### Collected data:
• • • •

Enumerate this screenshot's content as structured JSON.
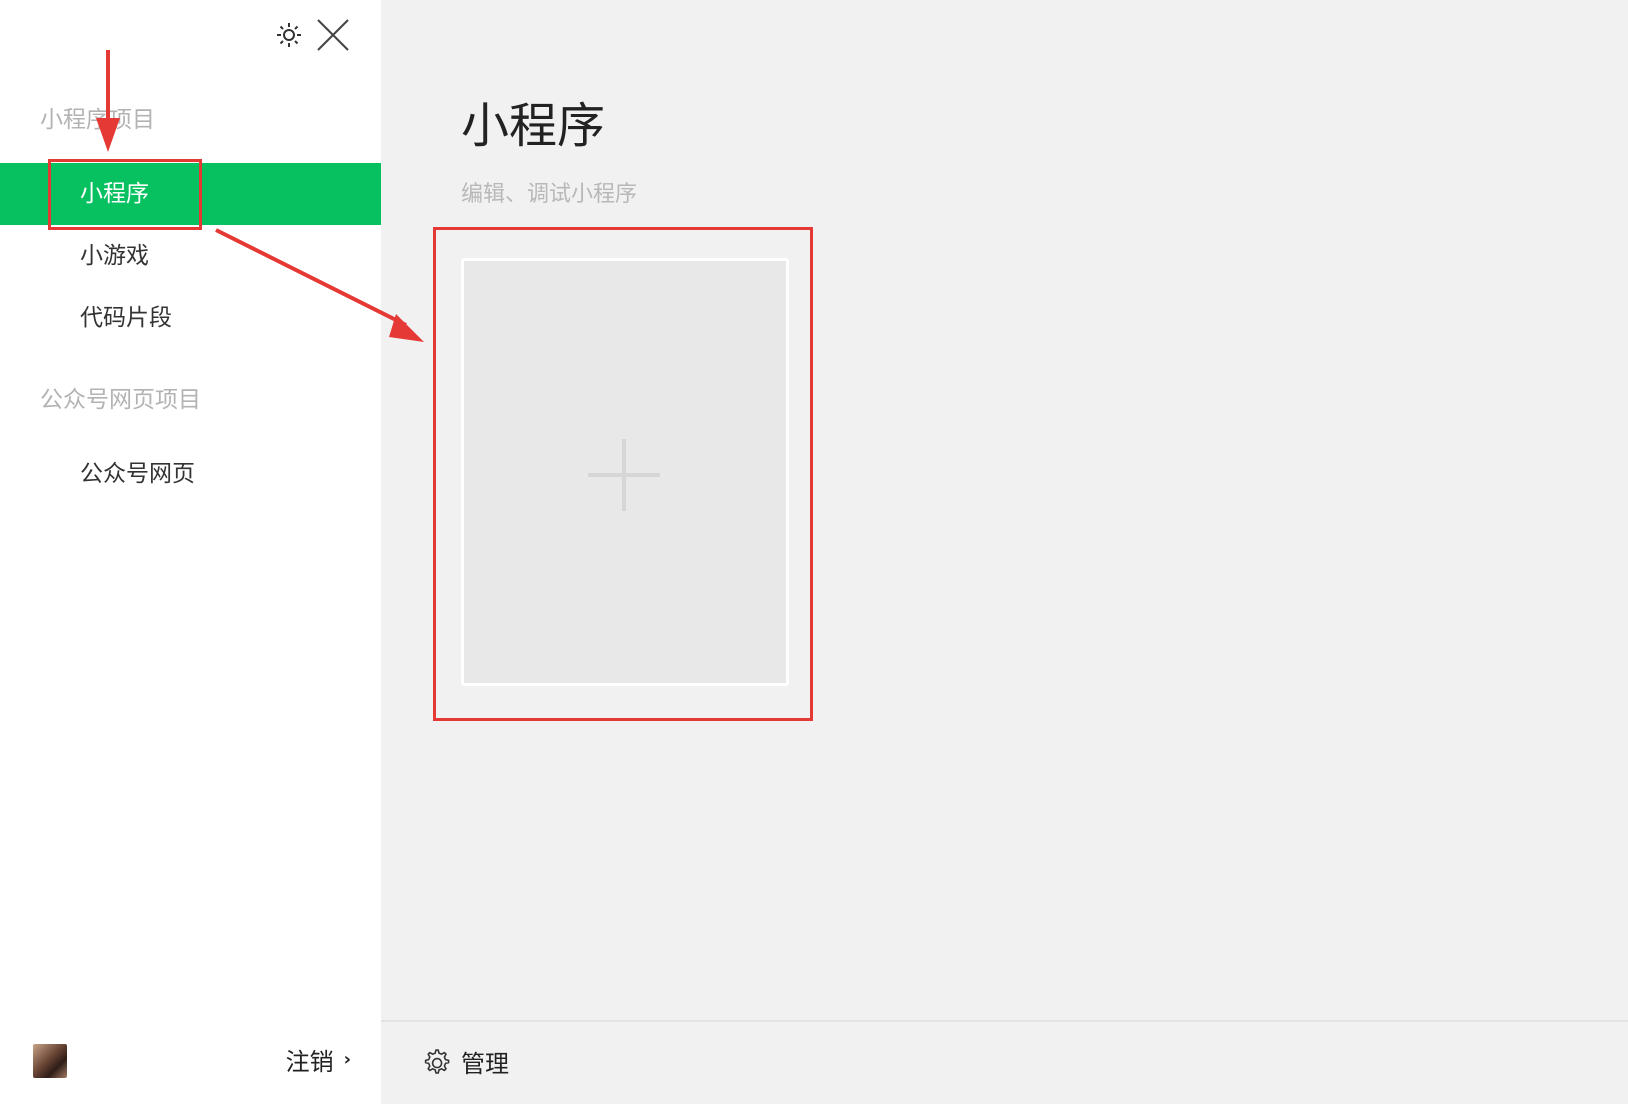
{
  "sidebar": {
    "section_miniprogram": "小程序项目",
    "items_mini": [
      "小程序",
      "小游戏",
      "代码片段"
    ],
    "section_official": "公众号网页项目",
    "items_official": [
      "公众号网页"
    ],
    "logout_label": "注销",
    "logout_chevron": "›"
  },
  "main": {
    "title": "小程序",
    "subtitle": "编辑、调试小程序",
    "manage_label": "管理"
  },
  "colors": {
    "accent": "#07c160",
    "annotation": "#e53935"
  },
  "icons": [
    "sun-icon",
    "close-icon",
    "plus-icon",
    "gear-icon",
    "avatar"
  ]
}
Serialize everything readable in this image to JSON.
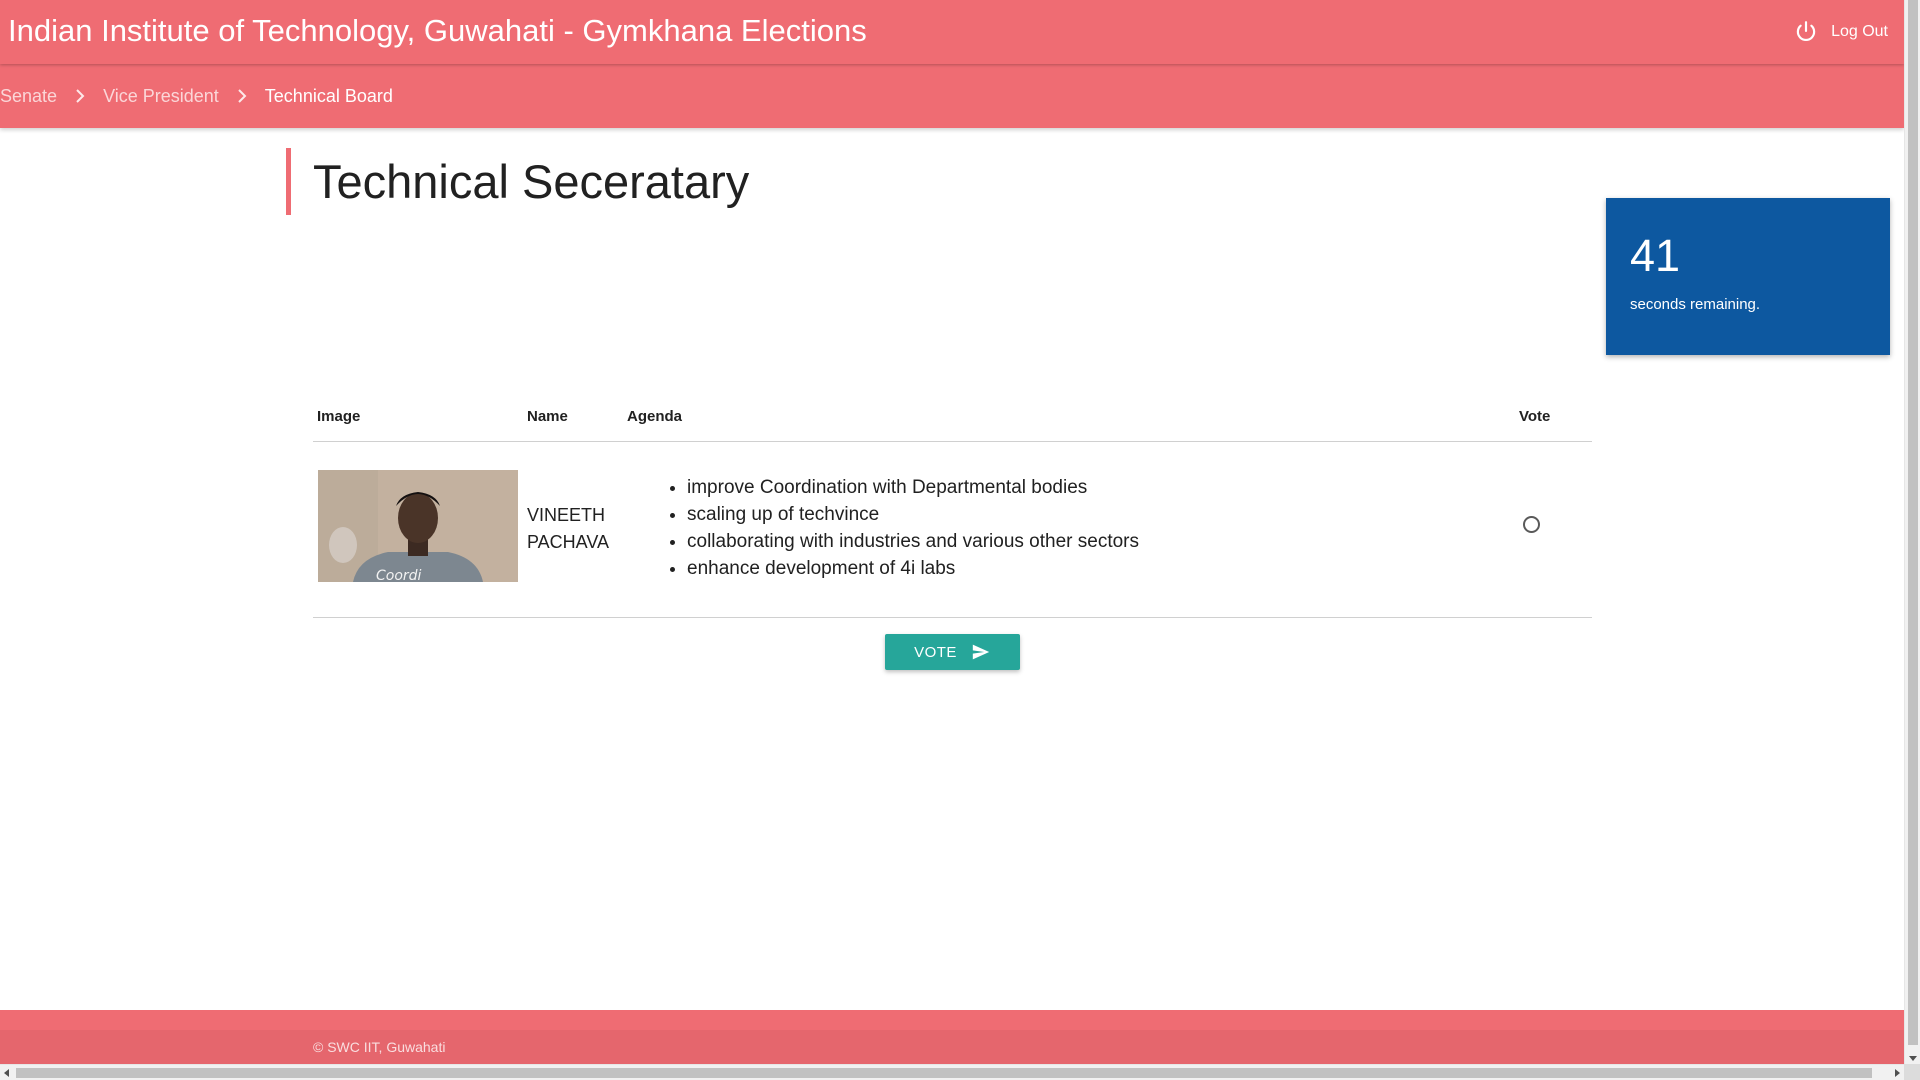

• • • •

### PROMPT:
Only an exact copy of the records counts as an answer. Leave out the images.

### ANSWER SPACE:
Enumerate this screenshot's content as structured JSON.
{
  "sidebar": {
    "section_miniprogram": "小程序项目",
    "items_mini": [
      "小程序",
      "小游戏",
      "代码片段"
    ],
    "section_official": "公众号网页项目",
    "items_official": [
      "公众号网页"
    ],
    "logout_label": "注销",
    "logout_chevron": "›"
  },
  "main": {
    "title": "小程序",
    "subtitle": "编辑、调试小程序",
    "manage_label": "管理"
  },
  "colors": {
    "accent": "#07c160",
    "annotation": "#e53935"
  },
  "icons": [
    "sun-icon",
    "close-icon",
    "plus-icon",
    "gear-icon",
    "avatar"
  ]
}
Serialize everything readable in this image to JSON.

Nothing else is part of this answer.